*Aim of the exercise:* Reproduce the data exactly. Omit no record.

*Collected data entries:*
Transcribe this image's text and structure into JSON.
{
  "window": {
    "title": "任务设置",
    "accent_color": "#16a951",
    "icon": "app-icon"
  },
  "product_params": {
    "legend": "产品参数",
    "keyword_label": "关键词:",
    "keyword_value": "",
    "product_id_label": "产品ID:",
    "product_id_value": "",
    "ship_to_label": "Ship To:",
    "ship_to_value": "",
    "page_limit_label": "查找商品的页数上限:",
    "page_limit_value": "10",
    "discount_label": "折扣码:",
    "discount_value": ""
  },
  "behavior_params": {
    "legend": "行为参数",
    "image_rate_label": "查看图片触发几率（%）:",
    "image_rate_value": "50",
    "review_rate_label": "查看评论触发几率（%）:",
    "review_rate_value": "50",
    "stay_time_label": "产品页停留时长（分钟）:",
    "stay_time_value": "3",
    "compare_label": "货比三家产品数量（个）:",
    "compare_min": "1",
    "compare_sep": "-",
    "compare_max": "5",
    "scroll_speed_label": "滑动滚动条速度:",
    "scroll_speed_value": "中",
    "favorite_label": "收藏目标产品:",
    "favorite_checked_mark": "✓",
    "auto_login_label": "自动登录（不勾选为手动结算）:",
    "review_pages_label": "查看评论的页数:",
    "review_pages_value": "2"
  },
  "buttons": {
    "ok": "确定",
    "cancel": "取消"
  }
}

*Exercise output:*
Transcribe this image's text and structure into JSON.
{
  "window": {
    "title": "任务设置",
    "accent_color": "#16a951",
    "icon": "app-icon"
  },
  "product_params": {
    "legend": "产品参数",
    "keyword_label": "关键词:",
    "keyword_value": "",
    "product_id_label": "产品ID:",
    "product_id_value": "",
    "ship_to_label": "Ship To:",
    "ship_to_value": "",
    "page_limit_label": "查找商品的页数上限:",
    "page_limit_value": "10",
    "discount_label": "折扣码:",
    "discount_value": ""
  },
  "behavior_params": {
    "legend": "行为参数",
    "image_rate_label": "查看图片触发几率（%）:",
    "image_rate_value": "50",
    "review_rate_label": "查看评论触发几率（%）:",
    "review_rate_value": "50",
    "stay_time_label": "产品页停留时长（分钟）:",
    "stay_time_value": "3",
    "compare_label": "货比三家产品数量（个）:",
    "compare_min": "1",
    "compare_sep": "-",
    "compare_max": "5",
    "scroll_speed_label": "滑动滚动条速度:",
    "scroll_speed_value": "中",
    "favorite_label": "收藏目标产品:",
    "favorite_checked_mark": "✓",
    "auto_login_label": "自动登录（不勾选为手动结算）:",
    "review_pages_label": "查看评论的页数:",
    "review_pages_value": "2"
  },
  "buttons": {
    "ok": "确定",
    "cancel": "取消"
  }
}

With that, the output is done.